When we got back to the Airport, Liz, one of the flight examiners, called the Tower on our behalf, and asked if we could visit them to see what they do. As the afternoon was nowhere as busy as the morning, they were happy to accommodate us, so we drove around the periphery of the Airport, and climbed the several flights of stairs to get to the top. We met Gary and Steve who were very happy to show us around the place, and also explain the function of the various bits of kit, and their responsibilities. Today, Gary was ground Controller, and Steve was Tower. In essence, this meant that Gary looked after all traffic on the ramp, apron, and taxiways up to the Runways, and Steve looked after the flyers in the circuit and approach.
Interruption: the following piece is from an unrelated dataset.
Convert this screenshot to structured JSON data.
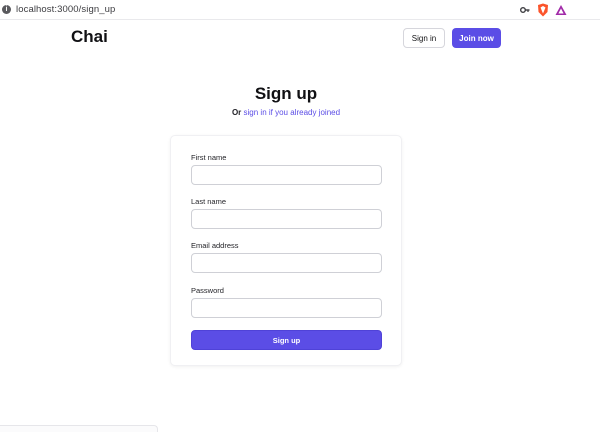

This visit certainly gave us a better appreciation of the ATC functions, and how we as student pilots could make the most efficient use of the services available to us.
Whilst we were in the Tower, Tracey managed to get in the air. She had a very frustrating day, as the winds have prevented her from putting in the solo hours she has come to Florida to achieve. Her luck didn’t get any better, after half an hour’s flight, she was back on the ground, as the weather started to close in, below the minima required for VFR (Visual Flying Rules) flight. She arrived back at the house not long after us, very dejected, after waiting all day to fly, then only managing 30 minutes. I hope the weather improves for her tomorrow, and she can get some hours in before she has to leave for Orlando International.
Once back at the house, I spent a couple of hours trying one of the Navigation Tests from the examination books. The tuition Tracey had given me the day before certainly helped, and whilst I need more practice, I am beginning to get the hang of it.
As this was Tracey’s last night, we went into Daytona for a bite to eat. We found the Outback Restaurant (a franchise where I have eaten before in Spain), so both had a rather juicy Steak, before returning to the house for another evening of beer and chat amongst the residents.